Born in a little farm town in northeast Iowa and raised in Kansas City, MO, Randy Seedorff grew up in some fertile ground for country music. The seeds that would later bloom into his current success were planted deep early on. He got his first guitar at age 11 from his mom, who was a country music artist known as “The Prairie Sweetheart.” While she and his uncle, also a musician in a backing band for the top artists of the classic country era, would play together, Randy says, “I would sit on the end of the piano bench and while they practiced I would learn how to play along.”
Randy traces his beginning as a songwriter all the way back to a high school talent show, for which he wrote a song. The experience also connected him with some life-long friends who became collaborators. Adult life saw him getting a “real” job but continuing to play in bands and writing songs.

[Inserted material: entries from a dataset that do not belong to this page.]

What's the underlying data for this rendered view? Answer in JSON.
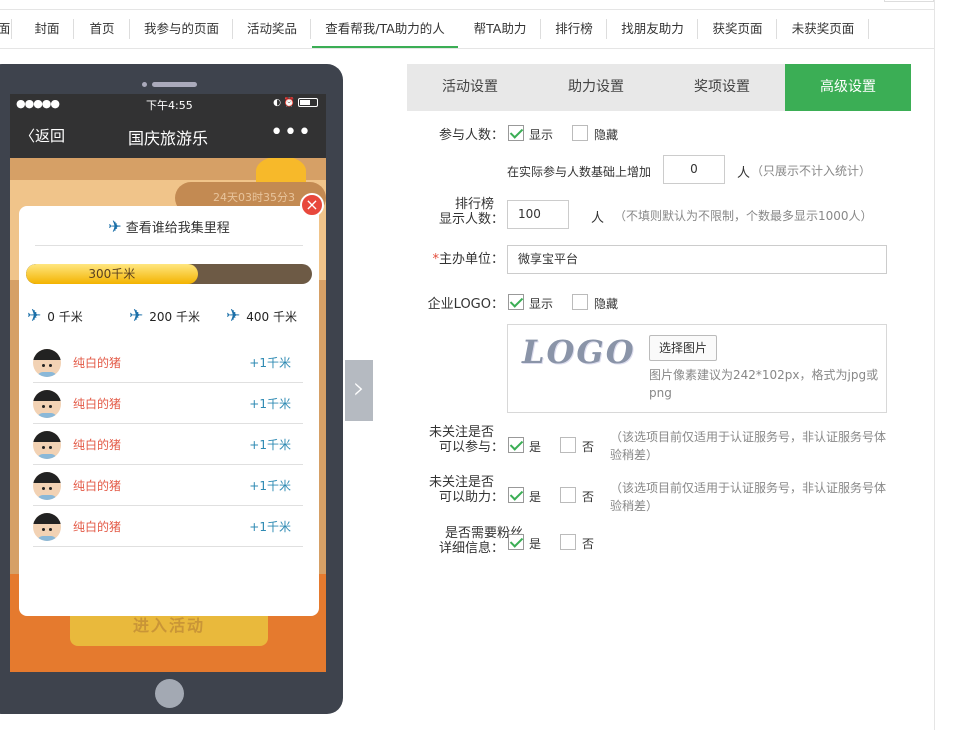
{
  "top_tabs": [
    {
      "label": "面",
      "active": false
    },
    {
      "label": "封面",
      "active": false
    },
    {
      "label": "首页",
      "active": false
    },
    {
      "label": "我参与的页面",
      "active": false
    },
    {
      "label": "活动奖品",
      "active": false
    },
    {
      "label": "查看帮我/TA助力的人",
      "active": true
    },
    {
      "label": "帮TA助力",
      "active": false
    },
    {
      "label": "排行榜",
      "active": false
    },
    {
      "label": "找朋友助力",
      "active": false
    },
    {
      "label": "获奖页面",
      "active": false
    },
    {
      "label": "未获奖页面",
      "active": false
    }
  ],
  "phone": {
    "status_dots": "●●●●●",
    "status_time": "下午4:55",
    "status_icons": "◐ ⏰",
    "back_label": "返回",
    "title": "国庆旅游乐",
    "more": "•••",
    "countdown": "24天03时35分3",
    "enter_button": "进入活动"
  },
  "modal": {
    "title": "查看谁给我集里程",
    "progress_label": "300千米",
    "progress_fraction": 0.6,
    "milestones": [
      "0 千米",
      "200 千米",
      "400 千米"
    ],
    "rows": [
      {
        "name": "纯白的猪",
        "km": "+1千米"
      },
      {
        "name": "纯白的猪",
        "km": "+1千米"
      },
      {
        "name": "纯白的猪",
        "km": "+1千米"
      },
      {
        "name": "纯白的猪",
        "km": "+1千米"
      },
      {
        "name": "纯白的猪",
        "km": "+1千米"
      }
    ]
  },
  "settings_tabs": [
    {
      "label": "活动设置",
      "active": false
    },
    {
      "label": "助力设置",
      "active": false
    },
    {
      "label": "奖项设置",
      "active": false
    },
    {
      "label": "高级设置",
      "active": true
    }
  ],
  "form": {
    "participants_label": "参与人数：",
    "show": "显示",
    "hide": "隐藏",
    "add_base_label": "在实际参与人数基础上增加",
    "add_base_value": "0",
    "person_unit": "人",
    "add_base_hint": "（只展示不计入统计）",
    "rank_label_1": "排行榜",
    "rank_label_2": "显示人数：",
    "rank_value": "100",
    "rank_hint": "（不填则默认为不限制，个数最多显示1000人）",
    "host_required_mark": "*",
    "host_label": "主办单位：",
    "host_value": "微享宝平台",
    "logo_label": "企业LOGO：",
    "logo_text": "LOGO",
    "pick_image": "选择图片",
    "logo_hint": "图片像素建议为242*102px，格式为jpg或png",
    "unfollow_join_1": "未关注是否",
    "unfollow_join_2": "可以参与：",
    "unfollow_help_1": "未关注是否",
    "unfollow_help_2": "可以助力：",
    "yes": "是",
    "no": "否",
    "service_hint": "（该选项目前仅适用于认证服务号，非认证服务号体验稍差）",
    "fans_info_1": "是否需要粉丝",
    "fans_info_2": "详细信息："
  },
  "colors": {
    "accent": "#3bae55",
    "required": "#e34b3a",
    "link_blue": "#2e8ab3",
    "name_red": "#e35a47"
  }
}
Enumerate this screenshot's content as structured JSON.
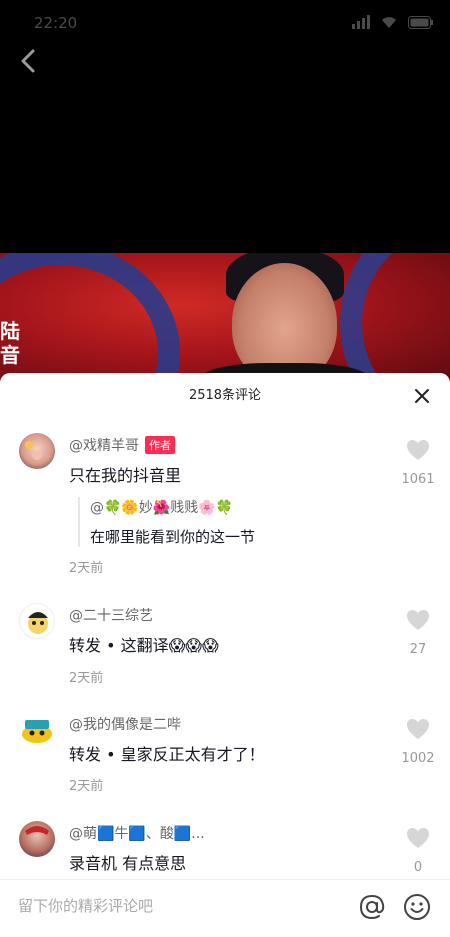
{
  "status_bar": {
    "time": "22:20"
  },
  "video": {
    "caption_chars": "陆\n音"
  },
  "comments_panel": {
    "title": "2518条评论",
    "comments": [
      {
        "author": "@戏精羊哥",
        "author_tag": "作者",
        "text": "只在我的抖音里",
        "time": "2天前",
        "likes": "1061",
        "reply": {
          "author": "@🍀🌼妙🌺贱贱🌸🍀",
          "text": "在哪里能看到你的这一节"
        }
      },
      {
        "author": "@二十三综艺",
        "text": "转发 • 这翻译😱😱😱",
        "time": "2天前",
        "likes": "27"
      },
      {
        "author": "@我的偶像是二哔",
        "text": "转发 • 皇家反正太有才了！",
        "time": "2天前",
        "likes": "1002"
      },
      {
        "author": "@萌🟦牛🟦、酸🟦...",
        "text": "录音机 有点意思",
        "likes": "0"
      }
    ]
  },
  "input": {
    "placeholder": "留下你的精彩评论吧"
  },
  "colors": {
    "author_tag": "#fe2c55",
    "sheet_bg": "#ffffff",
    "video_red": "#c8221f"
  }
}
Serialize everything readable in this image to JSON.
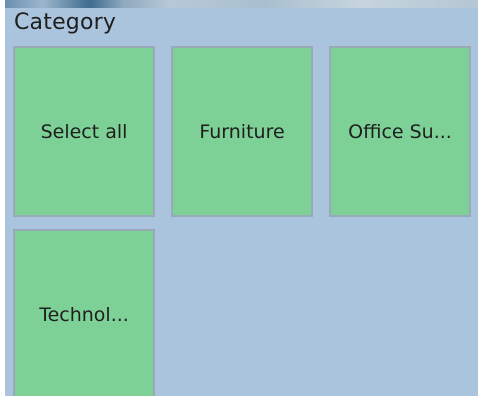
{
  "slicer": {
    "title": "Category",
    "items": [
      {
        "label": "Select all"
      },
      {
        "label": "Furniture"
      },
      {
        "label": "Office Su..."
      },
      {
        "label": "Technol..."
      }
    ]
  }
}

In 1992 Randy joined the popular Kansas City based bluegrass group Greenside Up as its lead singer and guitarist and performed with them until 1999. During that time he fell victim to an armed robbery. “It really changed my life in a profound way. Faith became a whole lot more important to me than it was before then.” The experience turned his full attention to both his life and music, and he rededicated himself to serving God.
Randy founded the group Soul Purpose in 2010. They released their studio album, Rearview Mirror, produced by Larry Gann of Awe Struck Studios in 2014. Randy released his seven-track EP, Elevate, in 2017. The first two releases from that project reached number one on Christian Radio Charts.
Randy serves as pastor of worship and discipleship at Trinity Church of the Nazarene in Independence, MO. Soul Purpose plays frequently at churches, festivals and other events, with the goal of “bringing the love of God, through the vehicle of music to as many people as possible.”
The power of that vehicle has become more and more evident to Randy over the years. “It’s really nice to get some affirmation about your songwriting. You think ‘Oh well, my songs are just my songs.’ But when people play them on the radio, and they listen to them, and you start getting feedback like ‘Wow, that’s a great song,’ and ‘It really helped me with this thing in my life that I was dealing with’ and then you understand how important music is to people.”
By Dan Walsh